What is expected →
Set every line of the listing down again, keeping it identical.

Records for the exercise →

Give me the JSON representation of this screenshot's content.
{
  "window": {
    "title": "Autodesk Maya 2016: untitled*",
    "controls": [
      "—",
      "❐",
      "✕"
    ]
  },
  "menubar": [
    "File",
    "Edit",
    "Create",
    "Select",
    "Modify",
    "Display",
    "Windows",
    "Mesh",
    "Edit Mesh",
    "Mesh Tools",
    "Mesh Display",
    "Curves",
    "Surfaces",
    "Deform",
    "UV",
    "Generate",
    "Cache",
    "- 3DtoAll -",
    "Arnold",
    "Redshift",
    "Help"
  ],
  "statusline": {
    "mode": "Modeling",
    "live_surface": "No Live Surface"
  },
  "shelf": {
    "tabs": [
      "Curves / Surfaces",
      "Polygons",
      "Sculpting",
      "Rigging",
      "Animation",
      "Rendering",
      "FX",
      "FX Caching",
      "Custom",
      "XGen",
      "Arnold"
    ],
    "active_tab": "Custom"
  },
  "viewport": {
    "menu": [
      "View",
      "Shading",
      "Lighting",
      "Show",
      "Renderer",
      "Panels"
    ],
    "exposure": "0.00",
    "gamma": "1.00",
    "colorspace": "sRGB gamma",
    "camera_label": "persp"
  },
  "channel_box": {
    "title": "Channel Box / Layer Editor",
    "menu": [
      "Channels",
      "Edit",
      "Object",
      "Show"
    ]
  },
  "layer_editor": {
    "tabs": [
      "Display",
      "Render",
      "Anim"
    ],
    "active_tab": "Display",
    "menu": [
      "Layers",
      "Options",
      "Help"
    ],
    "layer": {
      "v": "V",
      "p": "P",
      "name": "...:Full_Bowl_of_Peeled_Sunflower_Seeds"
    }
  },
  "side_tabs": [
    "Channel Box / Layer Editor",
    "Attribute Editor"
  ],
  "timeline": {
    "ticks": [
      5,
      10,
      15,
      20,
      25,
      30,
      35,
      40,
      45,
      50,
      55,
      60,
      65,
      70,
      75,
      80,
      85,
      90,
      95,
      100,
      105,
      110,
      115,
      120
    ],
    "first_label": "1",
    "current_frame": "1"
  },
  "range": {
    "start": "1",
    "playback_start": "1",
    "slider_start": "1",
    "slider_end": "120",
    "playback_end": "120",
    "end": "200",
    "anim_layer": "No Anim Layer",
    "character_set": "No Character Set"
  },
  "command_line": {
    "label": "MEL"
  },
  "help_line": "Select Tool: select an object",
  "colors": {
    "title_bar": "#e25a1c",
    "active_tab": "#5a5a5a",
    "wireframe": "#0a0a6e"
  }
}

Answer section →
Give me the JSON representation of this screenshot's content.
{
  "window": {
    "title": "Autodesk Maya 2016: untitled*",
    "controls": [
      "—",
      "❐",
      "✕"
    ]
  },
  "menubar": [
    "File",
    "Edit",
    "Create",
    "Select",
    "Modify",
    "Display",
    "Windows",
    "Mesh",
    "Edit Mesh",
    "Mesh Tools",
    "Mesh Display",
    "Curves",
    "Surfaces",
    "Deform",
    "UV",
    "Generate",
    "Cache",
    "- 3DtoAll -",
    "Arnold",
    "Redshift",
    "Help"
  ],
  "statusline": {
    "mode": "Modeling",
    "live_surface": "No Live Surface"
  },
  "shelf": {
    "tabs": [
      "Curves / Surfaces",
      "Polygons",
      "Sculpting",
      "Rigging",
      "Animation",
      "Rendering",
      "FX",
      "FX Caching",
      "Custom",
      "XGen",
      "Arnold"
    ],
    "active_tab": "Custom"
  },
  "viewport": {
    "menu": [
      "View",
      "Shading",
      "Lighting",
      "Show",
      "Renderer",
      "Panels"
    ],
    "exposure": "0.00",
    "gamma": "1.00",
    "colorspace": "sRGB gamma",
    "camera_label": "persp"
  },
  "channel_box": {
    "title": "Channel Box / Layer Editor",
    "menu": [
      "Channels",
      "Edit",
      "Object",
      "Show"
    ]
  },
  "layer_editor": {
    "tabs": [
      "Display",
      "Render",
      "Anim"
    ],
    "active_tab": "Display",
    "menu": [
      "Layers",
      "Options",
      "Help"
    ],
    "layer": {
      "v": "V",
      "p": "P",
      "name": "...:Full_Bowl_of_Peeled_Sunflower_Seeds"
    }
  },
  "side_tabs": [
    "Channel Box / Layer Editor",
    "Attribute Editor"
  ],
  "timeline": {
    "ticks": [
      5,
      10,
      15,
      20,
      25,
      30,
      35,
      40,
      45,
      50,
      55,
      60,
      65,
      70,
      75,
      80,
      85,
      90,
      95,
      100,
      105,
      110,
      115,
      120
    ],
    "first_label": "1",
    "current_frame": "1"
  },
  "range": {
    "start": "1",
    "playback_start": "1",
    "slider_start": "1",
    "slider_end": "120",
    "playback_end": "120",
    "end": "200",
    "anim_layer": "No Anim Layer",
    "character_set": "No Character Set"
  },
  "command_line": {
    "label": "MEL"
  },
  "help_line": "Select Tool: select an object",
  "colors": {
    "title_bar": "#e25a1c",
    "active_tab": "#5a5a5a",
    "wireframe": "#0a0a6e"
  }
}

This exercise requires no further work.